[[ RECORD EXTRACTS open ]]

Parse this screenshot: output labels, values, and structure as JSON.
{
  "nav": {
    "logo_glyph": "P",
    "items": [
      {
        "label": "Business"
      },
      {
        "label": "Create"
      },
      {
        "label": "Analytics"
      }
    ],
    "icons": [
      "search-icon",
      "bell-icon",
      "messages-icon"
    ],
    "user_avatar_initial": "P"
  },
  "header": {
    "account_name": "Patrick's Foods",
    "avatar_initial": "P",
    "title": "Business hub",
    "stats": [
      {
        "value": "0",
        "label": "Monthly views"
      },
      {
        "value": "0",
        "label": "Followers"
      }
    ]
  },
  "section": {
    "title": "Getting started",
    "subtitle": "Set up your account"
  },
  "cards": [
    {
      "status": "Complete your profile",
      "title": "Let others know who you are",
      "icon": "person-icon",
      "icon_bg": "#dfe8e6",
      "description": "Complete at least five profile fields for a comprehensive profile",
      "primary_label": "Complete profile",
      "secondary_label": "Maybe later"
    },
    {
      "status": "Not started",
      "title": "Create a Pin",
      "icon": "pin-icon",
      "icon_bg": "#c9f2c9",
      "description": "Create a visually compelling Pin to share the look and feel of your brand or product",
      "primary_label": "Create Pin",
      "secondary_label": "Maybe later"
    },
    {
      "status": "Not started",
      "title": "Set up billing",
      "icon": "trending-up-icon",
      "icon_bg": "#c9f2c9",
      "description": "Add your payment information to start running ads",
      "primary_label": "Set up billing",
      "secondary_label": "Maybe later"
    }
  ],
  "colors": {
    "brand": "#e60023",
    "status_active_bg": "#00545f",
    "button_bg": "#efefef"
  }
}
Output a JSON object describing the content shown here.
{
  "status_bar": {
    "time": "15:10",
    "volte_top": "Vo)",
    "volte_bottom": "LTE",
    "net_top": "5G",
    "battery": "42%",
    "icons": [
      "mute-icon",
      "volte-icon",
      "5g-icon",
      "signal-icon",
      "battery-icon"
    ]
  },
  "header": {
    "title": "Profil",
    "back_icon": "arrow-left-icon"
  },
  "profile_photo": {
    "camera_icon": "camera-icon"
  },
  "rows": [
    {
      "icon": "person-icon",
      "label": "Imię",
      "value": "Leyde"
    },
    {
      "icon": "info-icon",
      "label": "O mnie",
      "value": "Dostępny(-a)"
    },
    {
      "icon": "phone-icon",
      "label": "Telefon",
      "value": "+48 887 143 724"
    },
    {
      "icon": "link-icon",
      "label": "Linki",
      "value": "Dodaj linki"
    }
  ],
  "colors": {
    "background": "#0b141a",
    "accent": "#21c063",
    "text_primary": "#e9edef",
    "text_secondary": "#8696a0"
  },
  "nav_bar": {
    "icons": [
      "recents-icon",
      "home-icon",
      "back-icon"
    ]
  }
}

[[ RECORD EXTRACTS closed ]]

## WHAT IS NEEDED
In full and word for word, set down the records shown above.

## EXERCISE OUTPUT
Parse this screenshot: output labels, values, and structure as JSON.
{
  "nav": {
    "logo_glyph": "P",
    "items": [
      {
        "label": "Business"
      },
      {
        "label": "Create"
      },
      {
        "label": "Analytics"
      }
    ],
    "icons": [
      "search-icon",
      "bell-icon",
      "messages-icon"
    ],
    "user_avatar_initial": "P"
  },
  "header": {
    "account_name": "Patrick's Foods",
    "avatar_initial": "P",
    "title": "Business hub",
    "stats": [
      {
        "value": "0",
        "label": "Monthly views"
      },
      {
        "value": "0",
        "label": "Followers"
      }
    ]
  },
  "section": {
    "title": "Getting started",
    "subtitle": "Set up your account"
  },
  "cards": [
    {
      "status": "Complete your profile",
      "title": "Let others know who you are",
      "icon": "person-icon",
      "icon_bg": "#dfe8e6",
      "description": "Complete at least five profile fields for a comprehensive profile",
      "primary_label": "Complete profile",
      "secondary_label": "Maybe later"
    },
    {
      "status": "Not started",
      "title": "Create a Pin",
      "icon": "pin-icon",
      "icon_bg": "#c9f2c9",
      "description": "Create a visually compelling Pin to share the look and feel of your brand or product",
      "primary_label": "Create Pin",
      "secondary_label": "Maybe later"
    },
    {
      "status": "Not started",
      "title": "Set up billing",
      "icon": "trending-up-icon",
      "icon_bg": "#c9f2c9",
      "description": "Add your payment information to start running ads",
      "primary_label": "Set up billing",
      "secondary_label": "Maybe later"
    }
  ],
  "colors": {
    "brand": "#e60023",
    "status_active_bg": "#00545f",
    "button_bg": "#efefef"
  }
}
Output a JSON object describing the content shown here.
{
  "status_bar": {
    "time": "15:10",
    "volte_top": "Vo)",
    "volte_bottom": "LTE",
    "net_top": "5G",
    "battery": "42%",
    "icons": [
      "mute-icon",
      "volte-icon",
      "5g-icon",
      "signal-icon",
      "battery-icon"
    ]
  },
  "header": {
    "title": "Profil",
    "back_icon": "arrow-left-icon"
  },
  "profile_photo": {
    "camera_icon": "camera-icon"
  },
  "rows": [
    {
      "icon": "person-icon",
      "label": "Imię",
      "value": "Leyde"
    },
    {
      "icon": "info-icon",
      "label": "O mnie",
      "value": "Dostępny(-a)"
    },
    {
      "icon": "phone-icon",
      "label": "Telefon",
      "value": "+48 887 143 724"
    },
    {
      "icon": "link-icon",
      "label": "Linki",
      "value": "Dodaj linki"
    }
  ],
  "colors": {
    "background": "#0b141a",
    "accent": "#21c063",
    "text_primary": "#e9edef",
    "text_secondary": "#8696a0"
  },
  "nav_bar": {
    "icons": [
      "recents-icon",
      "home-icon",
      "back-icon"
    ]
  }
}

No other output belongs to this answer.